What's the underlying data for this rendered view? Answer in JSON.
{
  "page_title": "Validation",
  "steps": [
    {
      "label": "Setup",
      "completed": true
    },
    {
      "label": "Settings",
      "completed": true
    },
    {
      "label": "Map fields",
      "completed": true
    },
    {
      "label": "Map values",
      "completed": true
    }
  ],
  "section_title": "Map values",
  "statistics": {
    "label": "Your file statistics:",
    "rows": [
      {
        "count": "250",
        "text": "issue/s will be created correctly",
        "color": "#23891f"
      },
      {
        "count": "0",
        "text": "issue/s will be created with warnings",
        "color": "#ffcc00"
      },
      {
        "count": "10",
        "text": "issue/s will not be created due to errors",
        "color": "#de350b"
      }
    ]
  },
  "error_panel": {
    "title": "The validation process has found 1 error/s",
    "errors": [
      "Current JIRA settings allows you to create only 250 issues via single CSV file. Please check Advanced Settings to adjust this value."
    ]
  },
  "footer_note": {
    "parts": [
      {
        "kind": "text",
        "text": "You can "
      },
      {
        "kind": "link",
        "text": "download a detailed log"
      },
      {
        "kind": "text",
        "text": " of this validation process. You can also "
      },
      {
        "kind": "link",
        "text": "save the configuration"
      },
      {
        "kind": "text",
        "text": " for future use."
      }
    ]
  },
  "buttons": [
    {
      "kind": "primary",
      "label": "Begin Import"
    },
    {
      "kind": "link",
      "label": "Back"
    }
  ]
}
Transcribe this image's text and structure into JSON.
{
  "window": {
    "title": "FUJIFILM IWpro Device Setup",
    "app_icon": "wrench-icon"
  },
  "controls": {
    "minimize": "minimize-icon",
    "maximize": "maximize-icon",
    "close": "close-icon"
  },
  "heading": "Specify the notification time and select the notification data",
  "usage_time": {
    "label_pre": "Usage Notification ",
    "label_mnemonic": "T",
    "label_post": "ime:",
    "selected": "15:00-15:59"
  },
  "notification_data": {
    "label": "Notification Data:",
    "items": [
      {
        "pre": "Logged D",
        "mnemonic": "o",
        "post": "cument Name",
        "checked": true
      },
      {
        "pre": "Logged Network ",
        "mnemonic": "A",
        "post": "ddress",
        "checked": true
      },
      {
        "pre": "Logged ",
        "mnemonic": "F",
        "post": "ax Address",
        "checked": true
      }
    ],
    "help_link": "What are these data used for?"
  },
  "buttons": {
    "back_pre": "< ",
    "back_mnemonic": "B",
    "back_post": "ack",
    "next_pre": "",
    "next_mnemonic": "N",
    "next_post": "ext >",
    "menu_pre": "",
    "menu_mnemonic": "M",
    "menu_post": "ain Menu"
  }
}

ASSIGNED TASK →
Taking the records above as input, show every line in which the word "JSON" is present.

RESULT →
What's the underlying data for this rendered view? Answer in JSON.
Transcribe this image's text and structure into JSON.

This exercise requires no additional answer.